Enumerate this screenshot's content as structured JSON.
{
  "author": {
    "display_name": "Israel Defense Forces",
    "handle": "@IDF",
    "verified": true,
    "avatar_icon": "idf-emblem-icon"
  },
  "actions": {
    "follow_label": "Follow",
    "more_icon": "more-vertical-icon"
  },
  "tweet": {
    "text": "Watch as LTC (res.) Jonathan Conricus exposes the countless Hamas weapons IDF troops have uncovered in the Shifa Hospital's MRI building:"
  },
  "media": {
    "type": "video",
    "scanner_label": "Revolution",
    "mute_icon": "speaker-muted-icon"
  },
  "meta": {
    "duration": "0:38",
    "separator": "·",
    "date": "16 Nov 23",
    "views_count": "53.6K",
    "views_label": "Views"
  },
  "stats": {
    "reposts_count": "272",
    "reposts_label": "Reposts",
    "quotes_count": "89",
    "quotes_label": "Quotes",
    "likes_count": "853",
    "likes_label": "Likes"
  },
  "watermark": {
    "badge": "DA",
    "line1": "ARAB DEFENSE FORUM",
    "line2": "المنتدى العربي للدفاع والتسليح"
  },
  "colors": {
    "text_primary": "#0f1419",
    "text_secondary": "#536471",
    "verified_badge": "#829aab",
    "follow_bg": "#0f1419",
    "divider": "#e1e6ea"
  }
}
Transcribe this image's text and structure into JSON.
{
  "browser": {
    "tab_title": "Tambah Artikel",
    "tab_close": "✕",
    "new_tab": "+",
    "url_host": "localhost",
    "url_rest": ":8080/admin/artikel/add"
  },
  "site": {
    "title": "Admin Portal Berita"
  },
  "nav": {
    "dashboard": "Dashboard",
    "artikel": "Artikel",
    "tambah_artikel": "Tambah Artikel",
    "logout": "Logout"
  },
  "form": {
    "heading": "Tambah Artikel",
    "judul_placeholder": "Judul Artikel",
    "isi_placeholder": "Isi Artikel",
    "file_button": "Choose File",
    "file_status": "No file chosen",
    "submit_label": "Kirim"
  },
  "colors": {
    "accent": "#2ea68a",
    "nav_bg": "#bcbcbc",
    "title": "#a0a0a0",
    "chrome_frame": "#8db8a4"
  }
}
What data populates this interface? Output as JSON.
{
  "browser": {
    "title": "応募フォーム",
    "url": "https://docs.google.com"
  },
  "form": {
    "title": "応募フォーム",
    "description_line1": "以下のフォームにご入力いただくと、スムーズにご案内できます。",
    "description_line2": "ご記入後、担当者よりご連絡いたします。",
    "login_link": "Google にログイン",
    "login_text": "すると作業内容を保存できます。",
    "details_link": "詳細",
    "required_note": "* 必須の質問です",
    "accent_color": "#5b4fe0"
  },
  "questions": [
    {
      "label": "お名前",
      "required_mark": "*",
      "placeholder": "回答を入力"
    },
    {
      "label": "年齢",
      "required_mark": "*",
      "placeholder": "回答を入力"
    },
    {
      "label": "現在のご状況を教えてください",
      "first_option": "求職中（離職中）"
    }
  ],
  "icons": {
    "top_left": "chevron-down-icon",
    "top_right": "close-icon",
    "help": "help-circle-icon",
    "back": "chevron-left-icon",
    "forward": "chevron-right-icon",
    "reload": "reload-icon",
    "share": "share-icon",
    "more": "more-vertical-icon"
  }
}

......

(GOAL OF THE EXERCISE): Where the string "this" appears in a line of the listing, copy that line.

(SOLUTION TO THE PROBLEM):
Enumerate this screenshot's content as structured JSON.
Transcribe this image's text and structure into JSON.
What data populates this interface? Output as JSON.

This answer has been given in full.